** Opening PROVIDED RECORDS block **

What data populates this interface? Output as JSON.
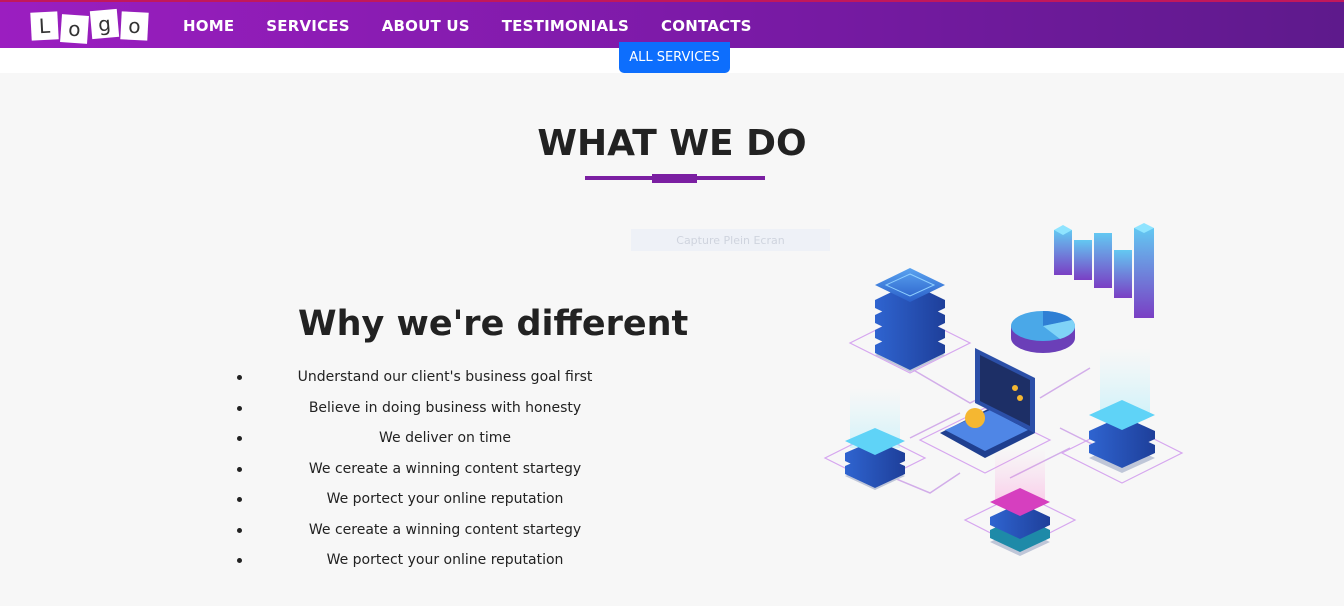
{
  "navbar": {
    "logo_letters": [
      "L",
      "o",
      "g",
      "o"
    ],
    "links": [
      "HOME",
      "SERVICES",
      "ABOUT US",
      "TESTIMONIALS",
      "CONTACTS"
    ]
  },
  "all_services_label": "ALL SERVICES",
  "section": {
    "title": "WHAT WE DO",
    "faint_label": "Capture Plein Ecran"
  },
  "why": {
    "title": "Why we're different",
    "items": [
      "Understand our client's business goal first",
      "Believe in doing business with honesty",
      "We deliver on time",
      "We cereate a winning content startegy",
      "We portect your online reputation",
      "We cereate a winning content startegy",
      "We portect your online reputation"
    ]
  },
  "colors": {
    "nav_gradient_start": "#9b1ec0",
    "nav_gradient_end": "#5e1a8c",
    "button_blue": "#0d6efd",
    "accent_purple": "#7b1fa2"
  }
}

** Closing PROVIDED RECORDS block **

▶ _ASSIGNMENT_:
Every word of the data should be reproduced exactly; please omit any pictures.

▶ _WRITTEN ANSWER_:
What data populates this interface? Output as JSON.
{
  "navbar": {
    "logo_letters": [
      "L",
      "o",
      "g",
      "o"
    ],
    "links": [
      "HOME",
      "SERVICES",
      "ABOUT US",
      "TESTIMONIALS",
      "CONTACTS"
    ]
  },
  "all_services_label": "ALL SERVICES",
  "section": {
    "title": "WHAT WE DO",
    "faint_label": "Capture Plein Ecran"
  },
  "why": {
    "title": "Why we're different",
    "items": [
      "Understand our client's business goal first",
      "Believe in doing business with honesty",
      "We deliver on time",
      "We cereate a winning content startegy",
      "We portect your online reputation",
      "We cereate a winning content startegy",
      "We portect your online reputation"
    ]
  },
  "colors": {
    "nav_gradient_start": "#9b1ec0",
    "nav_gradient_end": "#5e1a8c",
    "button_blue": "#0d6efd",
    "accent_purple": "#7b1fa2"
  }
}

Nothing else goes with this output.